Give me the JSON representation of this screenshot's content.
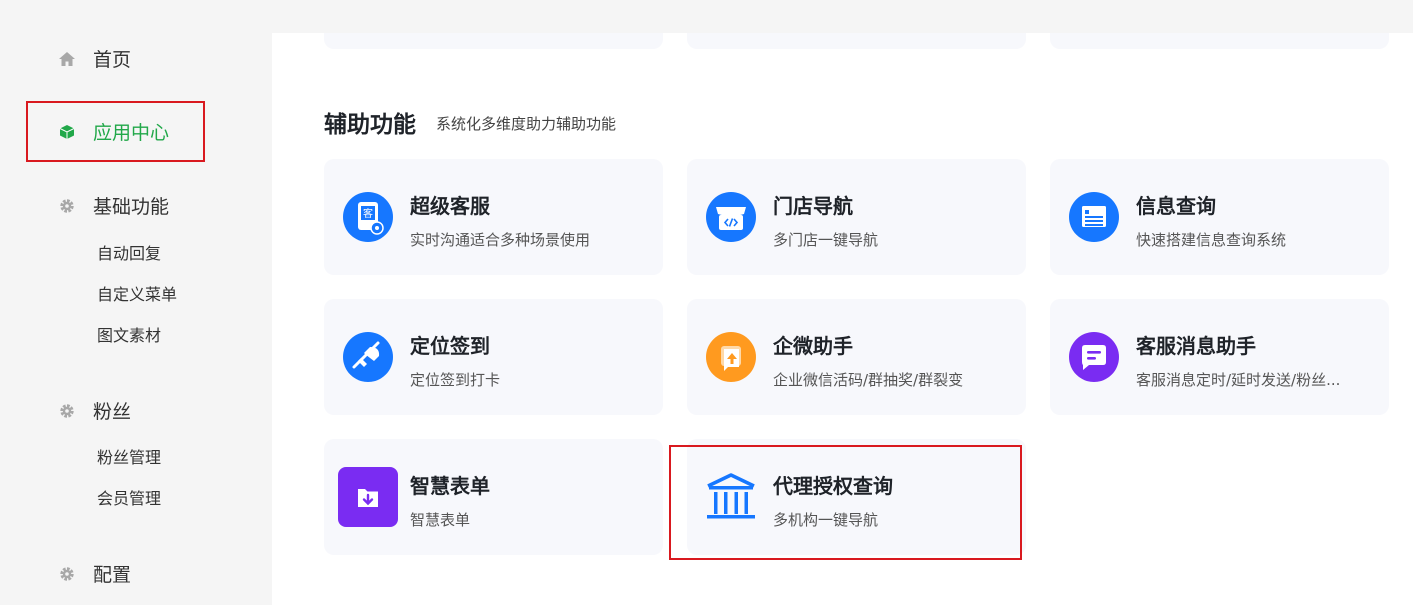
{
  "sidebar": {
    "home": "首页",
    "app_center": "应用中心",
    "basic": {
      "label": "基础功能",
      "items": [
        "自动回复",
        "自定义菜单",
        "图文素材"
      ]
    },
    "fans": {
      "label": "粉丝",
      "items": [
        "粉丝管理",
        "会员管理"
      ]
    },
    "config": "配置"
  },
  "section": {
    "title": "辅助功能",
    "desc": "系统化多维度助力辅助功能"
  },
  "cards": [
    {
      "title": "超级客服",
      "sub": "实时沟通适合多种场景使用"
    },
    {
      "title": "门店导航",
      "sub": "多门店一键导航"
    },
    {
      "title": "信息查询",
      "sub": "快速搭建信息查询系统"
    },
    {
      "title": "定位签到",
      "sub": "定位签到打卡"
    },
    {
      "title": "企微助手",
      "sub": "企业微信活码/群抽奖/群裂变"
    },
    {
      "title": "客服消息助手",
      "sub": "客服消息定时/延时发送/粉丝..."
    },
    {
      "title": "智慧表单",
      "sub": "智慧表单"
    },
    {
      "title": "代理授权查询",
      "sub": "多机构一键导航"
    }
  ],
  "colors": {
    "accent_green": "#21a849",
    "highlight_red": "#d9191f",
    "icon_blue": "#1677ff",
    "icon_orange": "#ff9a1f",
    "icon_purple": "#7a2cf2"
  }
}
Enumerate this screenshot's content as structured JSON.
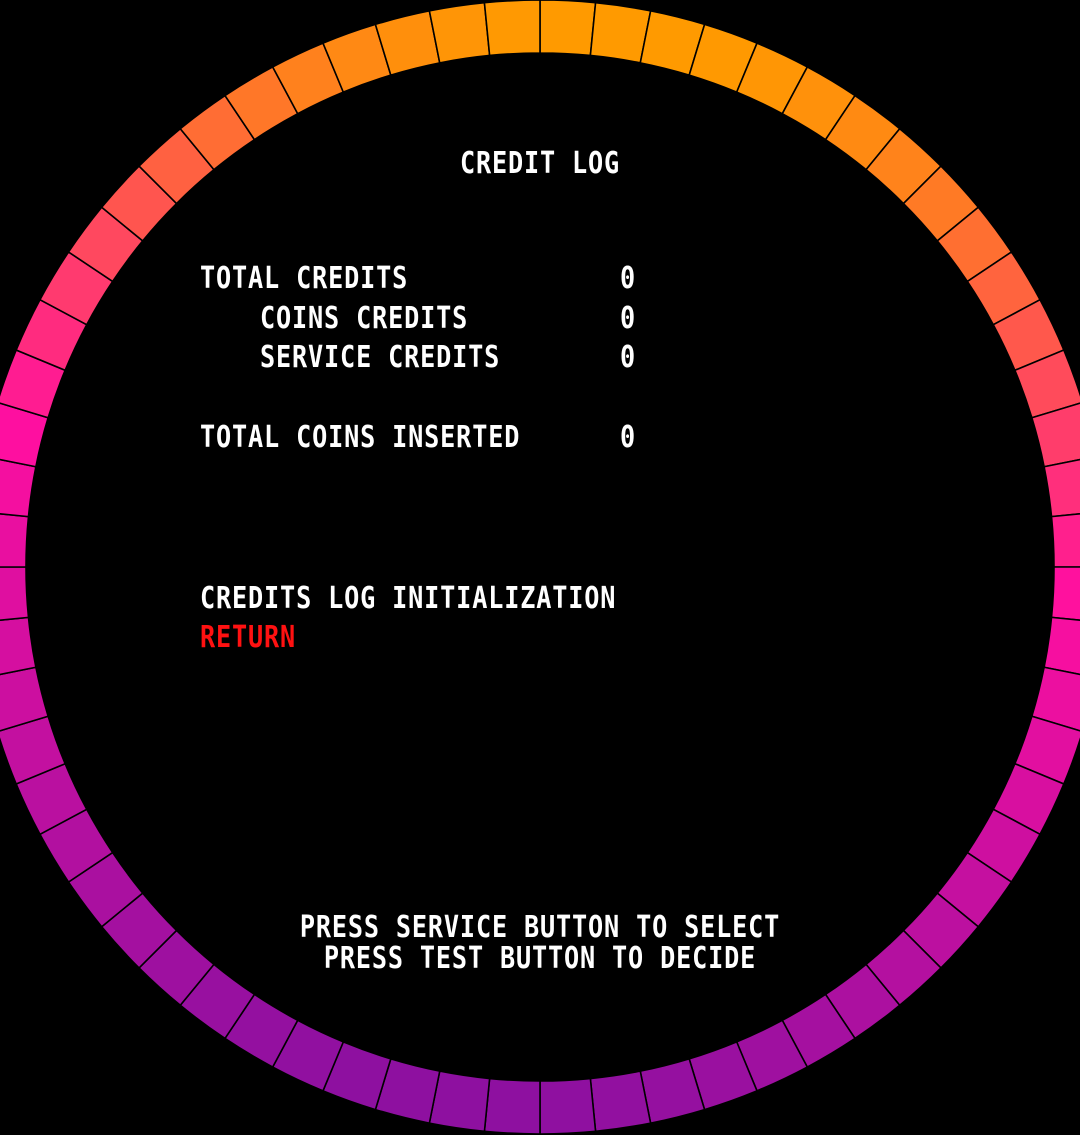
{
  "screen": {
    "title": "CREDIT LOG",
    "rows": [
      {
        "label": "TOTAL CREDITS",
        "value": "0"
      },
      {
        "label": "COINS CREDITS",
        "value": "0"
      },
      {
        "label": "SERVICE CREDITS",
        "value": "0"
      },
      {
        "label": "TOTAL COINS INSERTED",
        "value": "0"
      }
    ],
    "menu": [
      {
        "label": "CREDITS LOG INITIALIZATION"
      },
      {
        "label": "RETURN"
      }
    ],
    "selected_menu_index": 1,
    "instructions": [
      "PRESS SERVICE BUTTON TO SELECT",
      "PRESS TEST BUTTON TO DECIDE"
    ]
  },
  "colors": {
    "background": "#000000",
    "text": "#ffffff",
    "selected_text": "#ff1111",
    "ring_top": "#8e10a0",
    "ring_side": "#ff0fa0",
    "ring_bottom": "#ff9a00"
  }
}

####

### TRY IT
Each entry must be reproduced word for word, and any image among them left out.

### ANSWER BOX
Give me the JSON representation of this screenshot's content.
{
  "sidebar": {
    "home": "首页",
    "app_center": "应用中心",
    "basic": {
      "label": "基础功能",
      "items": [
        "自动回复",
        "自定义菜单",
        "图文素材"
      ]
    },
    "fans": {
      "label": "粉丝",
      "items": [
        "粉丝管理",
        "会员管理"
      ]
    },
    "config": "配置"
  },
  "section": {
    "title": "辅助功能",
    "desc": "系统化多维度助力辅助功能"
  },
  "cards": [
    {
      "title": "超级客服",
      "sub": "实时沟通适合多种场景使用"
    },
    {
      "title": "门店导航",
      "sub": "多门店一键导航"
    },
    {
      "title": "信息查询",
      "sub": "快速搭建信息查询系统"
    },
    {
      "title": "定位签到",
      "sub": "定位签到打卡"
    },
    {
      "title": "企微助手",
      "sub": "企业微信活码/群抽奖/群裂变"
    },
    {
      "title": "客服消息助手",
      "sub": "客服消息定时/延时发送/粉丝..."
    },
    {
      "title": "智慧表单",
      "sub": "智慧表单"
    },
    {
      "title": "代理授权查询",
      "sub": "多机构一键导航"
    }
  ],
  "colors": {
    "accent_green": "#21a849",
    "highlight_red": "#d9191f",
    "icon_blue": "#1677ff",
    "icon_orange": "#ff9a1f",
    "icon_purple": "#7a2cf2"
  }
}
Enumerate this screenshot's content as structured JSON.
{
  "screen": {
    "title": "CREDIT LOG",
    "rows": [
      {
        "label": "TOTAL CREDITS",
        "value": "0"
      },
      {
        "label": "COINS CREDITS",
        "value": "0"
      },
      {
        "label": "SERVICE CREDITS",
        "value": "0"
      },
      {
        "label": "TOTAL COINS INSERTED",
        "value": "0"
      }
    ],
    "menu": [
      {
        "label": "CREDITS LOG INITIALIZATION"
      },
      {
        "label": "RETURN"
      }
    ],
    "selected_menu_index": 1,
    "instructions": [
      "PRESS SERVICE BUTTON TO SELECT",
      "PRESS TEST BUTTON TO DECIDE"
    ]
  },
  "colors": {
    "background": "#000000",
    "text": "#ffffff",
    "selected_text": "#ff1111",
    "ring_top": "#8e10a0",
    "ring_side": "#ff0fa0",
    "ring_bottom": "#ff9a00"
  }
}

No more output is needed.